A library of one's own: Meet the man who owns 12,000 books
Australian newspaper "The Age" has recently met with Chris Browne, lifetime collector and now organizer of the Australian Melbourne Rare Book Week.
"Once upon a time, a university student called Chris Browne decided to take up book collecting. It was 1970, and he bought a first edition of Ian Fleming’s James Bond spy thriller The Man With the Golden Gun for two shillings at a charity shop in Oxford, England.
Back then, collecting was a fun hobby while Browne studied medical science at Oxford University. It was to grow into an incurable lifelong obsession.
Today, the now-Professor Browne has 10,000 books at his house in Camberwell.
And he's never short of holiday reading – he keeps 2000 more at his weekender in Gippsland.
Asked why he keeps so many books, he can only offer that ‘‘I’ve always enjoyed reading’’. Each year he buys about 500 books and reads as many as 300.
He no longer goes to libraries, ‘‘because I’ve generally got what I want to read here’’.
Professor Browne, 70, who retired in 2012 having worked as an academic in the Monash University medical facility for 40 years, is rather well qualified to be convenor of this year’s Melbourne Rare Book Week, on from July 5 to 14.
Among the 50 bookcases in his Camberwell home you will find 500 books by and about Jane Austen, and 300 relating to Charles Dickens.
Melbourne Rare Book Week features 45 events, including the three-day Melbourne Rare Book Fair at the University of Melbourne’s Wilson Hall.

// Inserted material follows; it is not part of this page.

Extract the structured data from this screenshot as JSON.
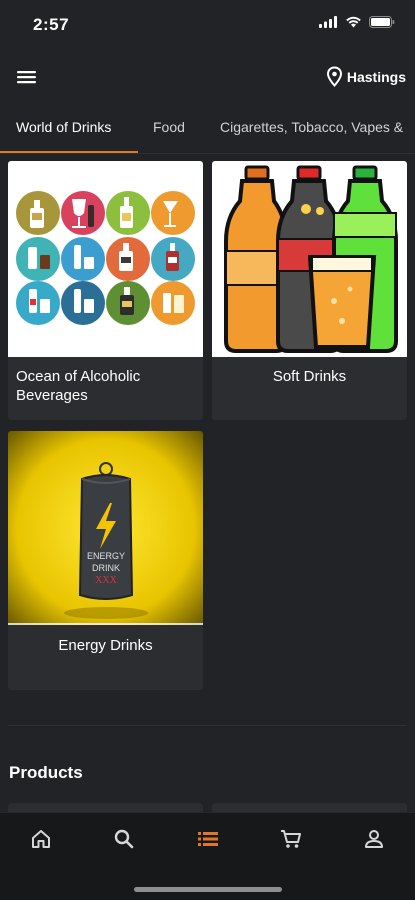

Professor Browne will co-host a historic walk of Melbourne visiting locations mentioned in crime novelist Fergus Hume’s 1886 global bestseller, The Mystery of a Hansom Cab.
The festival also features the launch of a book about Indigenous involvement in Australian football and a forum on books about the 1930 murder of Melbourne artists’ model Molly Dean.
Professor Browne said Rare Book Week was ‘‘a celebration of books, of things printed, and of reading’’. Sessions are free to the public, although booking is usually required. "
To read the full article, please follow this link.
More information about the Melbourne Rare Book Week can be found on the ILAB website here.